Rambus today unveiled an architectural breakthrough of applying micro-threading to DRAM cores. This innovation significantly increases memory subsystem efficiency, resulting in up to four times greater performance when compared to a traditional DRAM in applications such as 3D graphics, advanced video imaging, and network routing and switching. A Rambus analysis showed that a standard GDDR SDRAM being used in a 3D application can deliver between 50 and 125 million triangles per second. If the same GDDR SDRAM were to be enhanced with micro-threading, the rate of delivered triangles would increase to between 100 and 500 million triangles per second. By enabling higher triangle rendering rates, micro-threading, as it is applied to a DRAM core, benefits the end user experience by providing richer visuals.

Rambus Inc., one of the world’s premier technology licensing companies
specializing in high-speed chip interfaces, today unveiled an architectural
breakthrough of applying micro-threading to DRAM cores. This innovation
significantly increases memory subsystem efficiency, resulting in up to four
times greater performance when compared to a traditional DRAM in applications
such as 3D graphics, advanced video imaging, and network routing and switching.

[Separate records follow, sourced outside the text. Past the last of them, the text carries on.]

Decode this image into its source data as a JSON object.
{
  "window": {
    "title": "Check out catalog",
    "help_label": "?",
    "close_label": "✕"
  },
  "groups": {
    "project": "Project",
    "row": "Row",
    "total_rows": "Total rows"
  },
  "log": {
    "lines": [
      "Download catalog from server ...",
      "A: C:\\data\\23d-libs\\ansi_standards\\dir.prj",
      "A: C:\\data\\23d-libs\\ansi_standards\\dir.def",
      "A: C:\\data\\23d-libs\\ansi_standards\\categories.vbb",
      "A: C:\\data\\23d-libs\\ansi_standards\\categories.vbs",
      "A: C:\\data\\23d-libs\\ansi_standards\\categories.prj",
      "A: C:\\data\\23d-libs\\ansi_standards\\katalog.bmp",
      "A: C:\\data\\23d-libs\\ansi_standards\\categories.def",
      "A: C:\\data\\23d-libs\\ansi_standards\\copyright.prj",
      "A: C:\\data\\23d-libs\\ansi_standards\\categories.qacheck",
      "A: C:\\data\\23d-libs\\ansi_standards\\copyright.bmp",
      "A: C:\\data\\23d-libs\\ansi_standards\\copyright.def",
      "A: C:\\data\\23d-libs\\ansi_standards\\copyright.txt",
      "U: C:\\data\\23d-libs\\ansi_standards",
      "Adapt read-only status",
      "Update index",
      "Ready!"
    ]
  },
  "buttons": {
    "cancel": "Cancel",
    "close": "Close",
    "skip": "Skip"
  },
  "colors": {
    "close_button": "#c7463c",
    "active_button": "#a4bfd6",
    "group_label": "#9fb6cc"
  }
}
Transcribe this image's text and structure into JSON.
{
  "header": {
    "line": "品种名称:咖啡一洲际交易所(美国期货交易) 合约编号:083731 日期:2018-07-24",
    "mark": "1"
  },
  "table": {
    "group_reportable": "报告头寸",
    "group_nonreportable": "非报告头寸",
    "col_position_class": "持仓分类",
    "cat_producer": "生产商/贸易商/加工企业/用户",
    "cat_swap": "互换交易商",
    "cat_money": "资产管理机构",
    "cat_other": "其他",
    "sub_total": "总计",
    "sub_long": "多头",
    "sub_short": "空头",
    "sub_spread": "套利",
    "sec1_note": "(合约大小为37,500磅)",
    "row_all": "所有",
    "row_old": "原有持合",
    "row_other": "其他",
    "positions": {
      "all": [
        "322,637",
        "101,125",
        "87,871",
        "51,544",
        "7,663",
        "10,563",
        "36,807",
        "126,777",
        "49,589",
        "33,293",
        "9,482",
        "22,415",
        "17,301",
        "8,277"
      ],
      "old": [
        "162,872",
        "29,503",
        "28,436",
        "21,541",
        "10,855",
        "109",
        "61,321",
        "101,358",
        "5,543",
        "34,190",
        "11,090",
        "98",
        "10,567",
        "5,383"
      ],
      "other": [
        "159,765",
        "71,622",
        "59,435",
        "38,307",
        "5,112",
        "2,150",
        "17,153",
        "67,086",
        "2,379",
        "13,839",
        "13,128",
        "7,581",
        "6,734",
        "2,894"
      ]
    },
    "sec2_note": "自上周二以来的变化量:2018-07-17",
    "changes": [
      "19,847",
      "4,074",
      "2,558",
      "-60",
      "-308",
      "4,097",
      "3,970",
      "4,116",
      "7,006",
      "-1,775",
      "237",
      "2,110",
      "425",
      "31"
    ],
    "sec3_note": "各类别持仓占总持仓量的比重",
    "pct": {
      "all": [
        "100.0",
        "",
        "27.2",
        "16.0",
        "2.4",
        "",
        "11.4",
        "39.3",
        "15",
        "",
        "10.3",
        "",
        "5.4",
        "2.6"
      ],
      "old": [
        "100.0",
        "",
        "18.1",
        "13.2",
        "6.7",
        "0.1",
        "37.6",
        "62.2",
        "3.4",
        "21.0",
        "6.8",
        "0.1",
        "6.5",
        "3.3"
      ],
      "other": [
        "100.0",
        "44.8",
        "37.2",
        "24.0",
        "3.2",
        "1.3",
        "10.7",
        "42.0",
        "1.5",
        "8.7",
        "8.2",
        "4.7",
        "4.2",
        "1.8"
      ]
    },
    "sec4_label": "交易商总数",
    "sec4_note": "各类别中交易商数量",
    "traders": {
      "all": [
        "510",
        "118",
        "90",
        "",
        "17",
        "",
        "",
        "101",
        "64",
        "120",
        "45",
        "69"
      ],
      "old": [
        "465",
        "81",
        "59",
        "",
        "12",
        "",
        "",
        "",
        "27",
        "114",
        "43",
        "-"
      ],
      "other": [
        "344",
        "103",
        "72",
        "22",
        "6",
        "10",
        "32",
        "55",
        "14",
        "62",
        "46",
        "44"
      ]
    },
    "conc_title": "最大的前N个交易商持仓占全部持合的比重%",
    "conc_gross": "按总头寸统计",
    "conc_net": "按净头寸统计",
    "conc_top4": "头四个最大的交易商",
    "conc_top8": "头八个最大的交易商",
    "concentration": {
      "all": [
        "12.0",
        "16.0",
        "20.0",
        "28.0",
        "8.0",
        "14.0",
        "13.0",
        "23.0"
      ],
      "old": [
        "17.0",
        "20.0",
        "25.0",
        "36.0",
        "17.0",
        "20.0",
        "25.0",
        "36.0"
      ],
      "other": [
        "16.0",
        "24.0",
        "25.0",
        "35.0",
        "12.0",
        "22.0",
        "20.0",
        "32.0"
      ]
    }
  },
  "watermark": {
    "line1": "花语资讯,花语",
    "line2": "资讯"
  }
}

Micro-threading increases memory system efficiency by enabling DRAMs to
provide more usable data bandwidth to requesting memory controllers. A single
core operation of a typical mainstream DRAM provides a larger amount of data
than needed by many applications. As a result, large amounts of memory bandwidth
are used to deliver a small amount of relevant data. Micro-threading enables the
DRAM to provide several smaller relevant pieces of data in place of a single
larger piece of data, resulting in higher memory bandwidth efficiency while
minimizing power consumption.

"By applying micro-threading to a DRAM core, we are continuing our tradition
of innovation by designing and developing advanced technologies to improve the
bandwidth between DRAMs and their associated memory controllers," said Laura
Stark, vice president of Platform Solutions at Rambus. "We look forward to
working with our various DRAM partners to bring this exciting new technology to
the market in high-volume applications."

With the application of micro-threading to a DRAM core, separate addresses
are provided to different DRAM core partitions, enabling the requesting
controller to generate multiple micro-RAS and micro-CAS operations in the same
time it would take to generate a single RAS or CAS command to a standard DRAM.
Simultaneously accessible banks allow for concurrent retrieval of data, which
are then bundled into a single transmission.

Realistic interactive 3D applications such as games and visualization
software require more complex scenes, composed of increasingly smaller textured
polygons or triangles. A Rambus analysis showed that a standard GDDR SDRAM being
used in a 3D application can deliver between 50 and 125 million triangles per
second. If the same GDDR SDRAM were to be enhanced with micro-threading, the
rate of delivered triangles would increase to between 100 and 500 million
triangles per second. By enabling higher triangle rendering rates,
micro-threading, as it is applied to a DRAM core, benefits the end user
experience by providing richer visuals.

Micro-threading may be applied to existing DRAM cores with relatively low
incremental cost. To benefit from the performance increase, DRAM controllers
interfacing with micro-threaded DRAMs need to be optimized for the new
technology. This patent pending micro-threading technology is available for
licensing today. For more information on micro-threading and other Rambus
innovations, please visit www.rambus.com